“What it was…” He paused and the irritation left his voice. “Was the worst pain I ever felt.”
“Both of you must have been children when it happened. Ten? Twelve? How could one child do that to another?”
“I was a present to her on her tenth birthday, before my training was complete. Removing the hands is the final step in the ritual. She completed my training, and I took my oath to her. You see? She was always to be his heir. That’s what makes this war so ludicrous.”
“Her brother’s war. With her. With the Essanti. With the gods.”
“But she’s the one who killed your spirit.”
“She taught me limits.”
“You mean she tamed you.” Kami sat back, her eyes challenging his faith. “I know what you think of me. I hear your thoughts. You don’t believe a ‘whore’s rat’ can be an Essanti anymore than I do.”
“It’s because you can hear my thoughts that I know you’re more than just a whore’s rat.” He traced the circle of studs on the leather case with his other one. “Arujan.” He swirled his wrist in a circle across the studs on his other wrist. “The Blue Sun.” He looked at her, staring into her eyes for a long moment, as if trying to find an answer. He held up his arms. “Most people can’t stand to look at me, especially women, but you don’t mind sitting with me, or even eating with me.”
“I don’t pity you.”
“Thank you for that.” He shook his head. “I don’t know what Instinct provides its children, Kami, except for what it says in the Book of Emanations. The light of Instinct flows down from the superior Emanation of Mercy and then through Wisdom. Instinct lives most fully in beasts, not men, so I’ve rarely seen it. What I have seen doesn’t recommend Sahrot. We never needed her. I don’t know what the gods have planned for you. What gifts do animals possess? What gift could possibly come from such lowly creatures as…” He paused, glancing around the room and
gesturing with his arm until he saw mouse droppings on the floor. “Mice?”
Kami didn’t have to think long to recognize the value. She had always taken shelter in the forest—a solace not because it was safe, but because it was honest.
The beasts lived with a clarity the world of men lacked. They lived without self-pity or resentment. They lived without the burden of pride. They experienced life in an immediate and terrifying way but without lies.

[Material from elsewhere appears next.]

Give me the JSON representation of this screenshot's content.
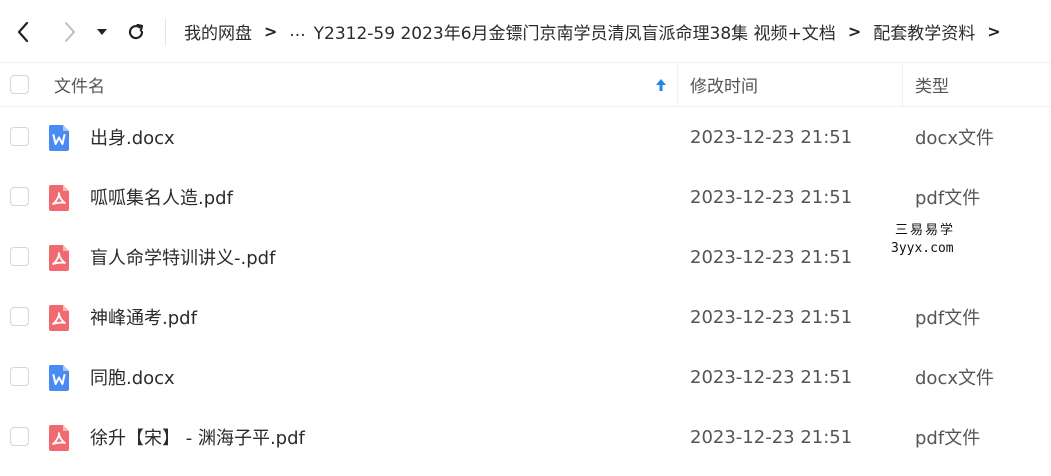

Without a need to lie, they could trust in every sensation. That meant those who served Sahrot were the most alive. That’s what creatures like mice had to offer.